Bishop Alan Wilson has written My fluttering Pelagiometer.
The Anglican Covenant may well not end up accomplishing as much bad or good as it is cracked up for, but the discussion around it has been worthwhile and fascinating, and at last something of a broader debate seems to be starting up, for example Andrew Goddard and Jonathan Clatworthy, here and here. People are still, however, often picking over the bones rather than addressing the big questions around having such a thing in the first place, and it seems to me those are where the action is. Many thanks to all who have offered comment on this blog for their clarity, honesty, and will to try and understand the whole picture.
If Christians are alienated from each other, culturally, sociologically and psychologically, how high a formal fence should they erect between themselves? Enough, surely to give reflective space to both and a chance to relate their partial interests in the whole gospel picture whilst they live in tension and await, in joyful hope, a new heaven and a new earth. But temporary fencing, as low and light as possible, has to offer the best way forward if it’s relationships that count…

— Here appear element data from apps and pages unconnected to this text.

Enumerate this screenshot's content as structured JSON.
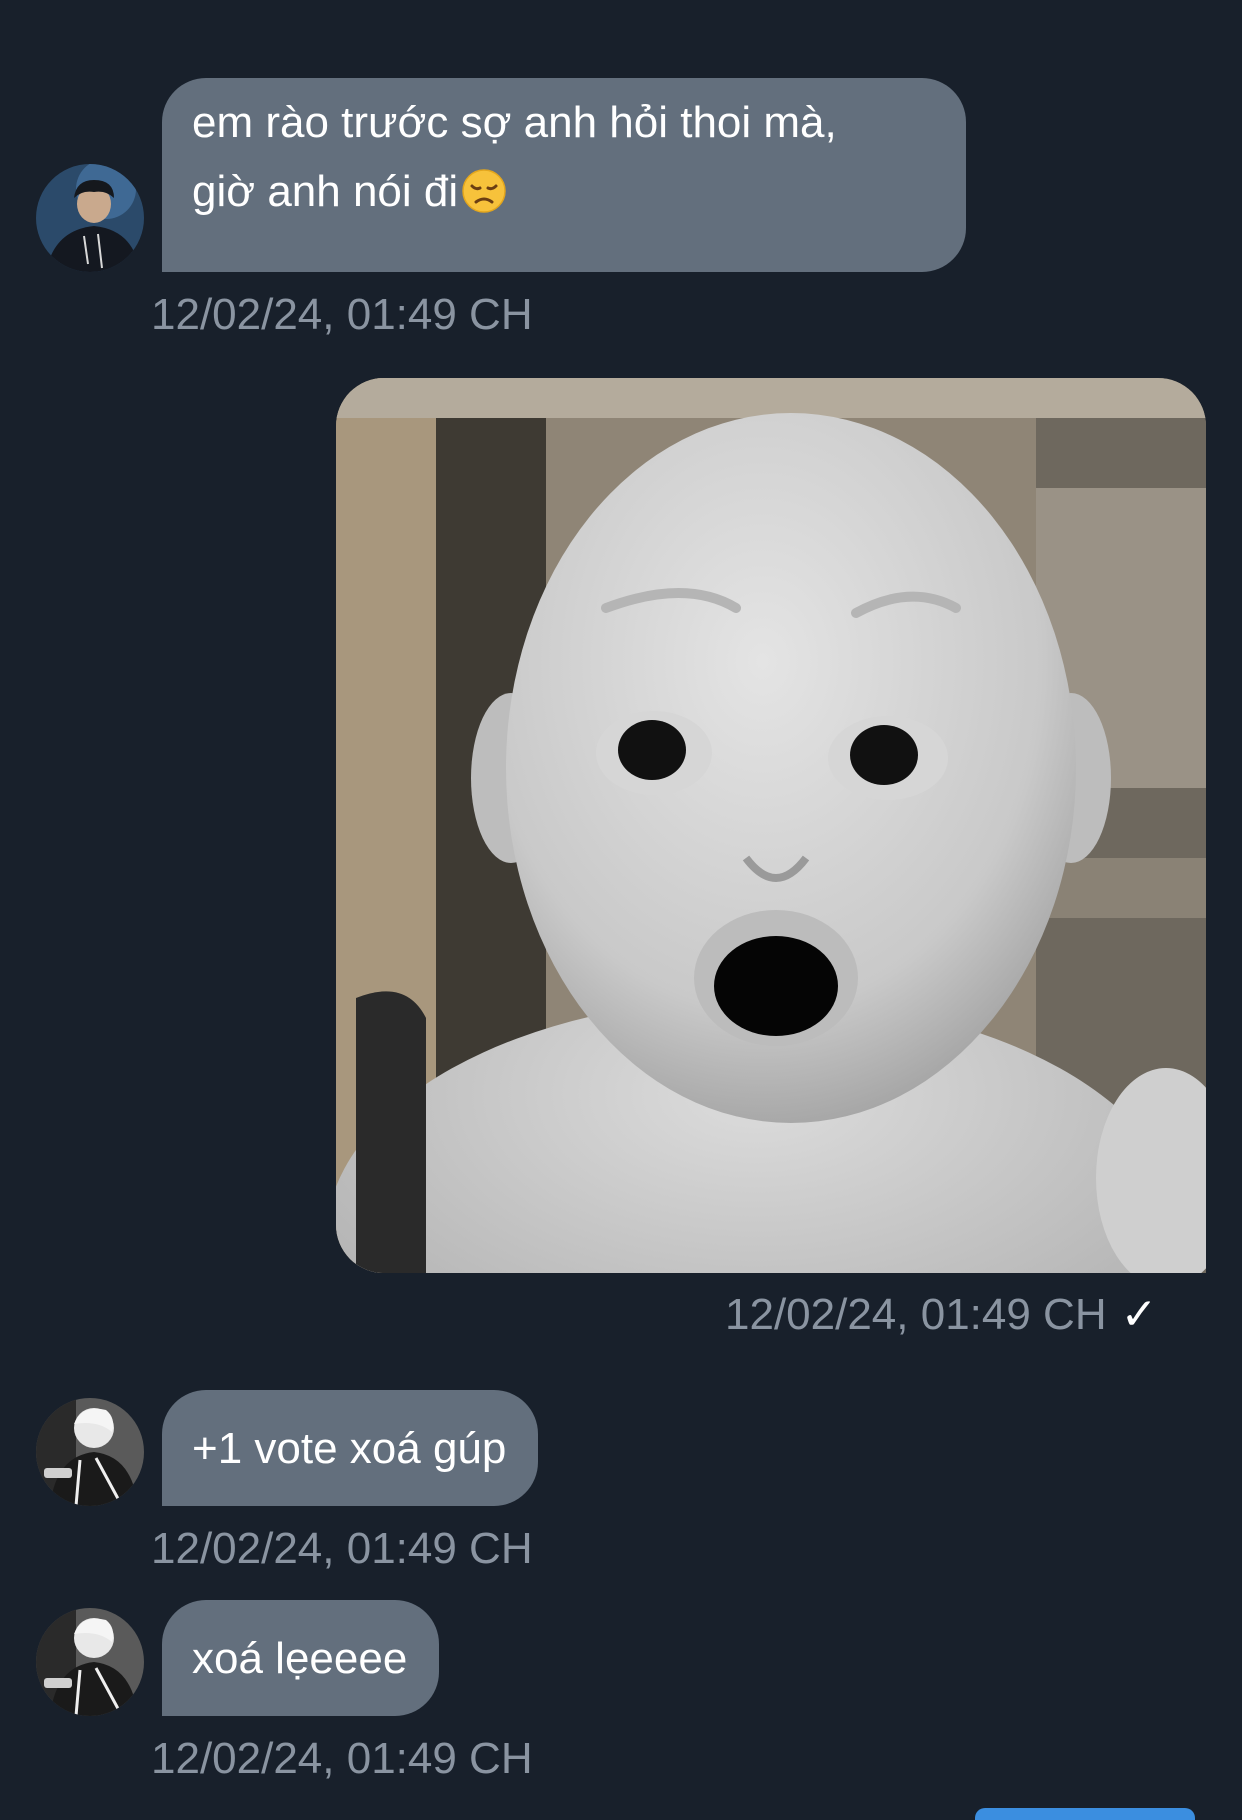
{
  "colors": {
    "background": "#18202b",
    "bubble_incoming": "#636f7d",
    "timestamp": "#8a94a1",
    "text": "#ffffff"
  },
  "messages": [
    {
      "direction": "incoming",
      "avatar": "avatar-player",
      "lines": [
        "em rào trước sợ anh hỏi thoi mà,",
        "giờ anh nói đi"
      ],
      "emoji": "disappointed-face-icon",
      "timestamp": "12/02/24, 01:49 CH"
    },
    {
      "direction": "outgoing",
      "type": "image",
      "image": "shocked-doll-meme",
      "timestamp": "12/02/24, 01:49 CH",
      "status_icon": "checkmark-icon",
      "status_mark": "✓"
    },
    {
      "direction": "incoming",
      "avatar": "avatar-grayscale",
      "text": "+1 vote xoá gúp",
      "timestamp": "12/02/24, 01:49 CH"
    },
    {
      "direction": "incoming",
      "avatar": "avatar-grayscale",
      "text": "xoá lẹeeee",
      "timestamp": "12/02/24, 01:49 CH"
    }
  ]
}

Episcopal Café had a useful roundup of some of yesterday’s media coverage.
In case anybody still thinks this Covenant is acceptable to conservatives, this FCA blog entry makes the position clear.
The recently retired Chancellor of the Anglican Church of Canada has written about the Covenant. See Canadian judge questions lack of clarity in Covenant language.
And for some light relief, see UFO Mission to Rescue the Archbishop.